[DATA RECORDS — start]

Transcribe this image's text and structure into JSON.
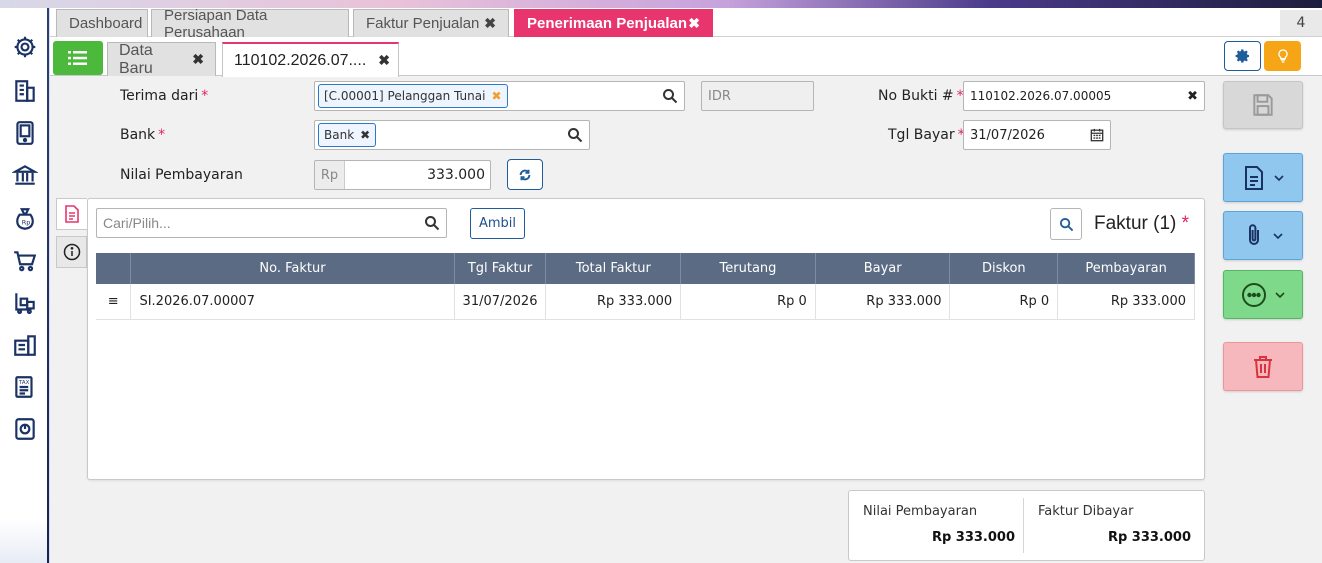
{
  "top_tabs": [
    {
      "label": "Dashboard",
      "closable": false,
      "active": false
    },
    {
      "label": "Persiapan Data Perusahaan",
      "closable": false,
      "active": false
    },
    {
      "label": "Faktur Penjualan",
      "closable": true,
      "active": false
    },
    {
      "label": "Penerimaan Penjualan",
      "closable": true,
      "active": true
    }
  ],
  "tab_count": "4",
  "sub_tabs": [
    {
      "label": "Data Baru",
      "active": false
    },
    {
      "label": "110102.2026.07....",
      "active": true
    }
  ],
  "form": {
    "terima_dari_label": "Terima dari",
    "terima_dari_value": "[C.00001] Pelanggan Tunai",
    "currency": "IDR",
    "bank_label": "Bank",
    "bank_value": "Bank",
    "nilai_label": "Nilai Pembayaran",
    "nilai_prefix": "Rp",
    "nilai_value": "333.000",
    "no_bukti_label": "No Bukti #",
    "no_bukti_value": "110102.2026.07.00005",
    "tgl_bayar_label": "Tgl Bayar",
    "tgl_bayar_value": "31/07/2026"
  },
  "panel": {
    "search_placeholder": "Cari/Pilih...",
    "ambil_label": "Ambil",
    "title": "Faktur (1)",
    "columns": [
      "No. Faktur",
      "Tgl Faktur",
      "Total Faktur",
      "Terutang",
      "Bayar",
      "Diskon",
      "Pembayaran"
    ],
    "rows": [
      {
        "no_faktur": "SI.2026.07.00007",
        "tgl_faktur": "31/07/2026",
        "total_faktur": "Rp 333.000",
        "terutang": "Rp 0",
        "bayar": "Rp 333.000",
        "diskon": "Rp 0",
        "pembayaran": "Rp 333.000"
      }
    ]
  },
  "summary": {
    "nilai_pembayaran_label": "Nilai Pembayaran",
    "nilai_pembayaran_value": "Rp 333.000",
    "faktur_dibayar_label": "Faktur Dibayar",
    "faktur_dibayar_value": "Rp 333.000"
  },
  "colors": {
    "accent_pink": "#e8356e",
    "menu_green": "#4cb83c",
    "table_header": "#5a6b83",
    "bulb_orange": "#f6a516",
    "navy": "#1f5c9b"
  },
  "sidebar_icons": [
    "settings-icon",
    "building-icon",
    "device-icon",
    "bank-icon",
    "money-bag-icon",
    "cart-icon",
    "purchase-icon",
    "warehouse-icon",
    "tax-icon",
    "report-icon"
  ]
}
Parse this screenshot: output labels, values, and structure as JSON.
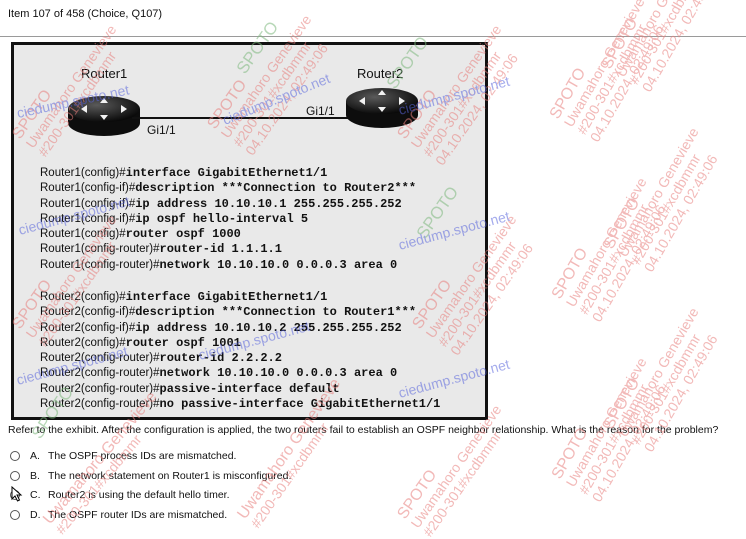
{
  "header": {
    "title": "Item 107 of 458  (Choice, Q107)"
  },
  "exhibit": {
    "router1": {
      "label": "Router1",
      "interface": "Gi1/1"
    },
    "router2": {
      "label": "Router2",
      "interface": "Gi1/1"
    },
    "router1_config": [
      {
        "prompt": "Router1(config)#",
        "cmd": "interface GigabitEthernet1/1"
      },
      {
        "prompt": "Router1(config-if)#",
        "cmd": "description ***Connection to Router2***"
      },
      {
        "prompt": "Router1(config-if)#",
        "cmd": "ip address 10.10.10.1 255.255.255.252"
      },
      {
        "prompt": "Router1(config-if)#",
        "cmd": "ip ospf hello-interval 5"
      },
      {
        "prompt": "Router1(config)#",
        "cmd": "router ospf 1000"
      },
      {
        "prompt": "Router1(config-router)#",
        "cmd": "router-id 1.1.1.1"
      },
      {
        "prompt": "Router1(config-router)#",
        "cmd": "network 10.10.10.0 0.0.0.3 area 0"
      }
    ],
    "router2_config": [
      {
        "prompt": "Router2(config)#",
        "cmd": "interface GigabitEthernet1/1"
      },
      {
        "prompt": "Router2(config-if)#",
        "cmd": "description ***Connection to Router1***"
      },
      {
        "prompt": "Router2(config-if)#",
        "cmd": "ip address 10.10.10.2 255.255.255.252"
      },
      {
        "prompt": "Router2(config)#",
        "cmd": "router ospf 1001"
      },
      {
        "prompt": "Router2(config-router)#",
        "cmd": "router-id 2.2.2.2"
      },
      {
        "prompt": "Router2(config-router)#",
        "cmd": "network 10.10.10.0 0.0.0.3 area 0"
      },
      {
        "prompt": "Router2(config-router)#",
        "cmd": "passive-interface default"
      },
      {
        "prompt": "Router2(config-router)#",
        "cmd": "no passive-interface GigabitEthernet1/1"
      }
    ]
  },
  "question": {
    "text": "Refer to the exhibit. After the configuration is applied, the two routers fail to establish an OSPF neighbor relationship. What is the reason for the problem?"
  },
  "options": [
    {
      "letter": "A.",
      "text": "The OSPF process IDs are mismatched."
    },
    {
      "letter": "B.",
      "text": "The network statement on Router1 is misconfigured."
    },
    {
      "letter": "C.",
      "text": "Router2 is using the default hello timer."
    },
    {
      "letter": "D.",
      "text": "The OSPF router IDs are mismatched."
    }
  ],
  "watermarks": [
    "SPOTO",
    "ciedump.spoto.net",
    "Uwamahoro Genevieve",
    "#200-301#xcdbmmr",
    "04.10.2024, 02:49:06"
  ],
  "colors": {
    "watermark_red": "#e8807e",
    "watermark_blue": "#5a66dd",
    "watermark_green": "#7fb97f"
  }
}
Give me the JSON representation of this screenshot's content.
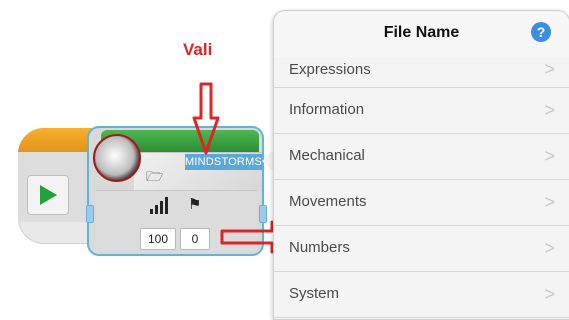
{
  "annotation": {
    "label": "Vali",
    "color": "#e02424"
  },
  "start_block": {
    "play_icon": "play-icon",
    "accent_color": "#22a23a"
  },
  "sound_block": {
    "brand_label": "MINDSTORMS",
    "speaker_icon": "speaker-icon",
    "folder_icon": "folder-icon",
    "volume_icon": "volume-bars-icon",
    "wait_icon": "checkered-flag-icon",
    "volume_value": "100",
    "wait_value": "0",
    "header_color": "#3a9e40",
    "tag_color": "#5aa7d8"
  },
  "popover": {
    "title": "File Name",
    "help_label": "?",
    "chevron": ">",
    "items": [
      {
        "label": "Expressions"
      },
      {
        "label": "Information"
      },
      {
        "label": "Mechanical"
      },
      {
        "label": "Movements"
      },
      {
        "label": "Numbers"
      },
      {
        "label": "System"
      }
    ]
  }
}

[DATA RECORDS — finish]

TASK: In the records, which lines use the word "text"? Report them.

RESPONSE TO THE TASK:
Transcribe this image's text and structure into JSON.
    "text": "Refer to the exhibit. After the configuration is applied, the two routers fail to establish an OSPF neighbor relationship. What is the reason for the problem?"
      "text": "The OSPF process IDs are mismatched."
      "text": "The network statement on Router1 is misconfigured."
      "text": "Router2 is using the default hello timer."
      "text": "The OSPF router IDs are mismatched."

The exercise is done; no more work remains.